app support, portability, and battery life. iOS 9 has given this slate
even more potential, with multi-screen app support and a host of great
continuity features for those who use Macs. Read our review here.
HP Spectre x2: from $899+
HP is the latest to take a stab at a “tablet with a kickstand” with its Spectre x2. You won’t find high-powered Core i5 or Core i7 processors in the Spectre x2; instead, you’ll discover a range of power-sipping Core m3, m5, and m7 processors which help contribute to its fanless design and long battery life. The 12-inch tablet has a 1920x1280 display which is surrounded by plenty of bezel and you’ll have your choice of either 4GB or 8GB of RAM, and tp to a 512GB SSD. Perhaps the most interesting that about the Spectre x2 is its kickstand, which can be extended with the slide of a switch on the side of the tablet.

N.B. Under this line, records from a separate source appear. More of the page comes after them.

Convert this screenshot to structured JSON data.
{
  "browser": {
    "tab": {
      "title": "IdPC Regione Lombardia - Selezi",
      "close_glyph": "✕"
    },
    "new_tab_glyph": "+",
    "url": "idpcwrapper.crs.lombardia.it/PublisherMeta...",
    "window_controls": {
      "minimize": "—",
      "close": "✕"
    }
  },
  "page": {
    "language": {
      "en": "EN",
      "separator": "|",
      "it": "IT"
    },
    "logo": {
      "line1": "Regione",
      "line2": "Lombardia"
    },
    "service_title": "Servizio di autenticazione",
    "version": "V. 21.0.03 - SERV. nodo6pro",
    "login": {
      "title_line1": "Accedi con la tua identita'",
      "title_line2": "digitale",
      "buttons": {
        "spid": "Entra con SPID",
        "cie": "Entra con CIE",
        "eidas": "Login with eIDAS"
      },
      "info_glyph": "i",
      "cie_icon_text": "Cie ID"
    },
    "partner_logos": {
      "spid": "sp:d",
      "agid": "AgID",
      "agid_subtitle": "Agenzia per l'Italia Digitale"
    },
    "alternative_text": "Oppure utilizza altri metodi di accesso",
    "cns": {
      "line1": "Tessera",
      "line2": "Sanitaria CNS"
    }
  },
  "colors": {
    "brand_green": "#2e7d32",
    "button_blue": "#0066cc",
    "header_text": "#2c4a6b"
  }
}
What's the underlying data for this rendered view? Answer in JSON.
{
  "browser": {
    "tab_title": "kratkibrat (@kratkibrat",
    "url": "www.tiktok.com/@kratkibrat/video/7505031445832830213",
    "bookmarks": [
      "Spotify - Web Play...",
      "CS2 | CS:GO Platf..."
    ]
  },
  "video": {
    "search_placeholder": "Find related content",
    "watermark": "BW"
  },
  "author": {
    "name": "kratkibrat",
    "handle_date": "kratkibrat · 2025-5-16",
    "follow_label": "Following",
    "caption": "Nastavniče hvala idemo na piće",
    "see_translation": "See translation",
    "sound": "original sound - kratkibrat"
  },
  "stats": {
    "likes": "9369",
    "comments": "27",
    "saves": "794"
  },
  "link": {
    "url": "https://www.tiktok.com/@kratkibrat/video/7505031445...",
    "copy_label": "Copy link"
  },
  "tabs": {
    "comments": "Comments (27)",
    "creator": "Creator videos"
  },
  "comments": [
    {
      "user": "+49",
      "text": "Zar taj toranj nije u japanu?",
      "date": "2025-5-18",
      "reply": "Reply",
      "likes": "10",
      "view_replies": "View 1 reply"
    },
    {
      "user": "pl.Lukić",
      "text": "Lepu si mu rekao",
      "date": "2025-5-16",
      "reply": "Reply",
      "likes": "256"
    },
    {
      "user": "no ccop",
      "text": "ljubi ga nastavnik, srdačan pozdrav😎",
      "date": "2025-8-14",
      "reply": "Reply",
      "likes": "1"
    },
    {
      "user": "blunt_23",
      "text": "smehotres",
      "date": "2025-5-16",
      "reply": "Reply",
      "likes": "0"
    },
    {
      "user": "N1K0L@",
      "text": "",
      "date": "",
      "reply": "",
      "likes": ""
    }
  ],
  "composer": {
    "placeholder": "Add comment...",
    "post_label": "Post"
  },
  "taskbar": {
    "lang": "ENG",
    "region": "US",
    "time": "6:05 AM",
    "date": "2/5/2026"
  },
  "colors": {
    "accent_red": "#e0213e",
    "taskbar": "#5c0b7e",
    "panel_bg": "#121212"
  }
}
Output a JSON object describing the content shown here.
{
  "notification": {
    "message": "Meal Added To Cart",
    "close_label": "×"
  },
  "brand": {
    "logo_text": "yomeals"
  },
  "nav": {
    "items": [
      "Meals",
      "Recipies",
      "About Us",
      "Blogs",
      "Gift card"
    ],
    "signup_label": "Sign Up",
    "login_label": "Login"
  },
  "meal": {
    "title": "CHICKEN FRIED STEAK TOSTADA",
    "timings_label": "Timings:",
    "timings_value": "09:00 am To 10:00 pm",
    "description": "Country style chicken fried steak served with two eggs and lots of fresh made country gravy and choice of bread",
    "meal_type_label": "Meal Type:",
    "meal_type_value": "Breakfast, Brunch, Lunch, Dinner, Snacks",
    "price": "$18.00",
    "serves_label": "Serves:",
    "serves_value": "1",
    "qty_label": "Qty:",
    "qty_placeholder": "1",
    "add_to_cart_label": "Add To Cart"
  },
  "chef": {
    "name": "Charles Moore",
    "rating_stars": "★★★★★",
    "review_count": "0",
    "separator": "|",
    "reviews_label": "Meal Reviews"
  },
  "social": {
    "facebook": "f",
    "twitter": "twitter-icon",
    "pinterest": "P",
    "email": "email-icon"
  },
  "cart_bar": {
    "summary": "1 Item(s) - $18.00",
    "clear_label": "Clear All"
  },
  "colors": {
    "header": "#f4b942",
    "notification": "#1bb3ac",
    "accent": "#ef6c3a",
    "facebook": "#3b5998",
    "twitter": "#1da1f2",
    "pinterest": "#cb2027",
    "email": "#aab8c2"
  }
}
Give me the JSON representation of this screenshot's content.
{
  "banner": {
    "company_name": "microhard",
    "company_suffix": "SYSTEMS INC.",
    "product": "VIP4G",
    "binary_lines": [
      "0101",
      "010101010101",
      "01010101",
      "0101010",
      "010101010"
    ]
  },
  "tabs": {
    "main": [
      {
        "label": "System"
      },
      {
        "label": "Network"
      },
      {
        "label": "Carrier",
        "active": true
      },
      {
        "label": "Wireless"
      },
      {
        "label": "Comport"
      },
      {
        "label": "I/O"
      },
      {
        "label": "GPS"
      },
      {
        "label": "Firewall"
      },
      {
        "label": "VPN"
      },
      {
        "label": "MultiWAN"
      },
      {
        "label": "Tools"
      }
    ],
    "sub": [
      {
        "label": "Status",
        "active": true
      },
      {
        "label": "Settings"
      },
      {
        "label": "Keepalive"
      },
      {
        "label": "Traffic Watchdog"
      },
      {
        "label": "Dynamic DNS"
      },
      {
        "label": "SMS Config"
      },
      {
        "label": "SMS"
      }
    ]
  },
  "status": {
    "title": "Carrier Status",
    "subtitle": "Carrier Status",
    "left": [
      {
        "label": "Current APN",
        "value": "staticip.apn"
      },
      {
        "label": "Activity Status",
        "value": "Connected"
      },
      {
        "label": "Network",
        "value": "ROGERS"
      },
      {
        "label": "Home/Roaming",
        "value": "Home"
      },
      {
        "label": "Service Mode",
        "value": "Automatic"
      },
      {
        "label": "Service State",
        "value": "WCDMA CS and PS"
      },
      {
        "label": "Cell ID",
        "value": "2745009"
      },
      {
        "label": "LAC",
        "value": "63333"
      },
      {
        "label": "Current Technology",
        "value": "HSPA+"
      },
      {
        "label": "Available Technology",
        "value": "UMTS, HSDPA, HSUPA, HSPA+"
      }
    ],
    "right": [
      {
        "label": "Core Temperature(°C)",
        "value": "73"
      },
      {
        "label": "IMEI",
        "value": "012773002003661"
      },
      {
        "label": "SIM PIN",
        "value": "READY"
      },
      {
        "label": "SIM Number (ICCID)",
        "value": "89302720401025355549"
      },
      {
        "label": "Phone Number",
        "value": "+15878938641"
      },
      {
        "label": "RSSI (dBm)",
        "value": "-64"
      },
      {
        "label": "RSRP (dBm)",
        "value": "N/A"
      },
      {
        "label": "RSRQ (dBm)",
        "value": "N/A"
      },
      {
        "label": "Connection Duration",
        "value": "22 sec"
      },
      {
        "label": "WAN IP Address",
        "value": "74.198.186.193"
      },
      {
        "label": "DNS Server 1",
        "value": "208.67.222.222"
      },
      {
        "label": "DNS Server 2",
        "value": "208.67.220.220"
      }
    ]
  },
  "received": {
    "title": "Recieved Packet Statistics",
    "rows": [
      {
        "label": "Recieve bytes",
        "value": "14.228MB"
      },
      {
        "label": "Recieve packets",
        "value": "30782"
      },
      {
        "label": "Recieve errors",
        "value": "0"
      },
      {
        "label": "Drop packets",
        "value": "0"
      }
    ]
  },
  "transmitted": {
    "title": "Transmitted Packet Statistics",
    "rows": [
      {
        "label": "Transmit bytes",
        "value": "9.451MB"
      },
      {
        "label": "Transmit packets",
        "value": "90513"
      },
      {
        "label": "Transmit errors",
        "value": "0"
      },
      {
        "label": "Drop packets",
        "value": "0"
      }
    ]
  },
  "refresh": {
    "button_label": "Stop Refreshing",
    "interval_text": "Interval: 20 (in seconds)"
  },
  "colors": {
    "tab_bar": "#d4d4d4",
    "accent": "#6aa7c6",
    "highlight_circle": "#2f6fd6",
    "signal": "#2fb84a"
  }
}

ASUS Transformer Book T300 Chi 2-in-1
: from $500+
After spending time with the Chi T300, we feel this machine is a very good option for a user who wants both an ultraportable notebook and a tablet without having to carry two devices. This system is very capable of executing everyday tasks such as browsing the web, editing documents, listening to music, and other standard computing tasks. Overall performance of this system was solid at its price point and its benchmark scores reflected this. Read our review here.
NVIDIA SHIELD Tablet: From $199
NVIDIA set out to build the best tablet for mobile gamers with the SHIELD Tablet
, and that’s just what they did in our opinion. But to build a good gaming tablet, the company first had to build a good general-purpose tablet. The build quality on the SHIELD tablet is top notch; the device is rigid, it looks great, and it feels good in the hand. The screen is also very good, the front-firing speakers sound great (for a tablet) and the overall experience is excellent. We understand why many tablet manufacturers customize Android on their devices, and dig some of the unique features available on other products, but we also like the clean, unmolested versions of Android NVIDIA puts out. Plus, the new low price
makes the SHIELD Tablet even more attractive. Read our review here.